┌──
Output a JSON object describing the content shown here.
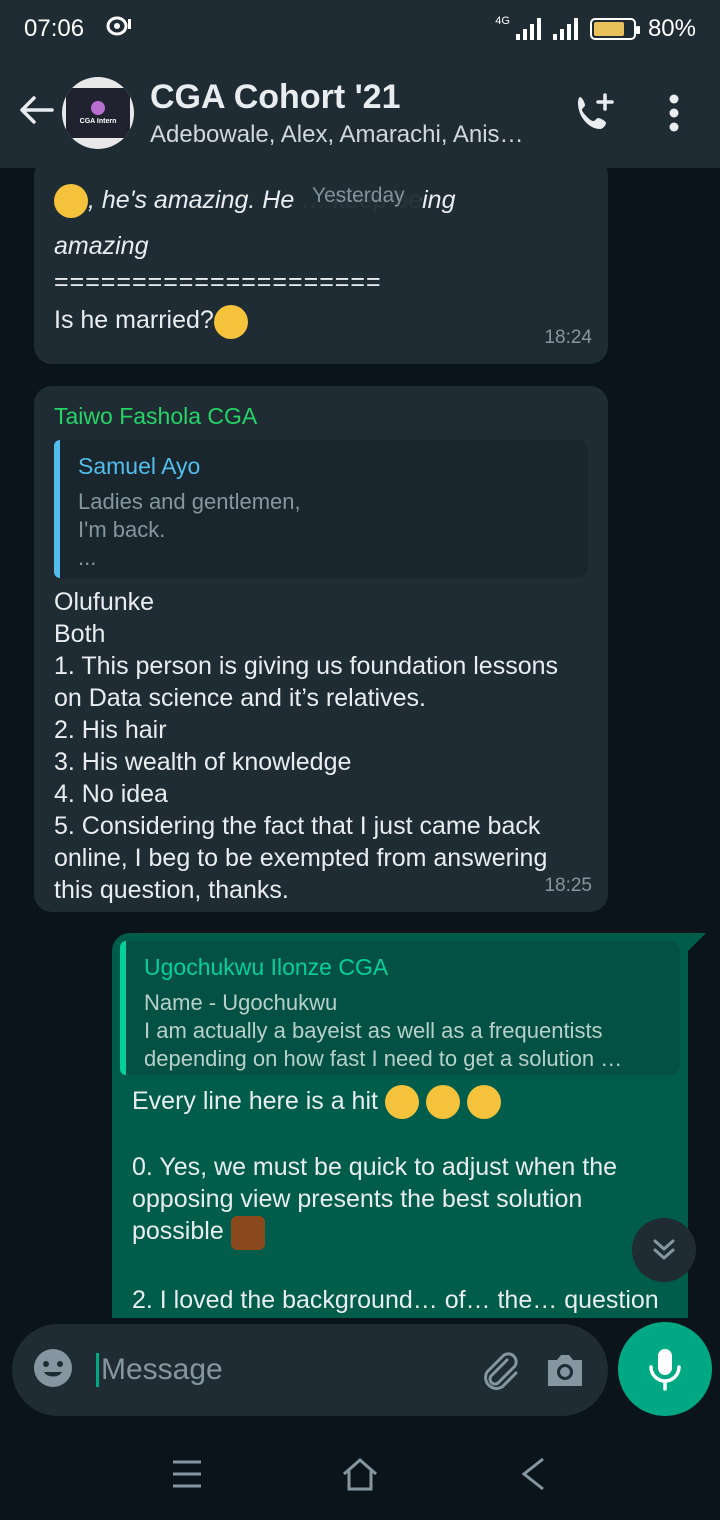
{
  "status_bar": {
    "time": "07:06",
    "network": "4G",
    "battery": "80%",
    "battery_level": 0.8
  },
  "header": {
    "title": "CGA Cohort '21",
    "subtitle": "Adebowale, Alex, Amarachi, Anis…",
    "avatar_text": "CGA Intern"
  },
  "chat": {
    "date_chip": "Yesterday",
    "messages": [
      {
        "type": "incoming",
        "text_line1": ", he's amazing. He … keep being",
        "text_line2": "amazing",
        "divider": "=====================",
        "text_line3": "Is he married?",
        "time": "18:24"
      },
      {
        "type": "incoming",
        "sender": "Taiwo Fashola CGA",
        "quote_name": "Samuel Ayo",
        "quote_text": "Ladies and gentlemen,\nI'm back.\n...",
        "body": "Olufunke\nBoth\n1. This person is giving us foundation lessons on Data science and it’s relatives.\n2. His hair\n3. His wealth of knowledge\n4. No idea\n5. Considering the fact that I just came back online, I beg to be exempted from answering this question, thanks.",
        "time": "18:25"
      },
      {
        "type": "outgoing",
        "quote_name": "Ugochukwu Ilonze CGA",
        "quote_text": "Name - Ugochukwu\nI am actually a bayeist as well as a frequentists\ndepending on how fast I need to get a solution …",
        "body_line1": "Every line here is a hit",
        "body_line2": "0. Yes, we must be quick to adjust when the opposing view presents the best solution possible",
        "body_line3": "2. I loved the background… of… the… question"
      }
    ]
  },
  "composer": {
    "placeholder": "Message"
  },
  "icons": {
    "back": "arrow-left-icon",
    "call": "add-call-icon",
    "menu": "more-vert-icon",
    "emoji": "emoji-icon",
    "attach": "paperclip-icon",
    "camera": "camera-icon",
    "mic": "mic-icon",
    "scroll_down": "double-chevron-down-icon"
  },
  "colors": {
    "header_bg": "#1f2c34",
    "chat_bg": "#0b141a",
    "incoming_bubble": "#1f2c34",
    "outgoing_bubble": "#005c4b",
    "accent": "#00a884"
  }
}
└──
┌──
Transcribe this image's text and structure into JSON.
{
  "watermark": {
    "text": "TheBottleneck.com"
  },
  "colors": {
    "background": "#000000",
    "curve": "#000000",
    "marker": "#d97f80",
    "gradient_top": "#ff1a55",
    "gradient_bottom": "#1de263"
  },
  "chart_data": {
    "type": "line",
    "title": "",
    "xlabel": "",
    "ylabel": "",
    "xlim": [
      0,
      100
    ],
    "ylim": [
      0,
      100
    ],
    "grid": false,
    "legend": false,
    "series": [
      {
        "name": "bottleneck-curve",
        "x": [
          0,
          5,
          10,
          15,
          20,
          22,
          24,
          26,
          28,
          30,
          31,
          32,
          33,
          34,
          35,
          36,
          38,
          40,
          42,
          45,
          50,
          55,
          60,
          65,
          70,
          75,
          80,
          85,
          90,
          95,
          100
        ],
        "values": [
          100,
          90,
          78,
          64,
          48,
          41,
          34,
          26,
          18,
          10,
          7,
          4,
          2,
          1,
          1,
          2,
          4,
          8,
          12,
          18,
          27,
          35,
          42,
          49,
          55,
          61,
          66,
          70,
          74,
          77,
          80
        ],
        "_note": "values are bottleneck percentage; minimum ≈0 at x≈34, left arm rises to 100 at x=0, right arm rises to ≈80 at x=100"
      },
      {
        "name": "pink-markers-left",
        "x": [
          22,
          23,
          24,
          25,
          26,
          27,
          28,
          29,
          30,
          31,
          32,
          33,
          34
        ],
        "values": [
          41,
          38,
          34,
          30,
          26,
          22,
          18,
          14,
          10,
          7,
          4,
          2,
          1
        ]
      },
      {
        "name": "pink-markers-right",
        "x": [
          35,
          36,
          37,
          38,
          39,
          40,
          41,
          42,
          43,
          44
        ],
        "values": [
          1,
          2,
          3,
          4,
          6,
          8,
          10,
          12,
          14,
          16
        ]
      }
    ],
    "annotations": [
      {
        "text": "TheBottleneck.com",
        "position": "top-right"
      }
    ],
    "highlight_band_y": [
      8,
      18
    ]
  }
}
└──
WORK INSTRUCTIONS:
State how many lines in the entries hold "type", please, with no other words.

TASK SOLUTION:
4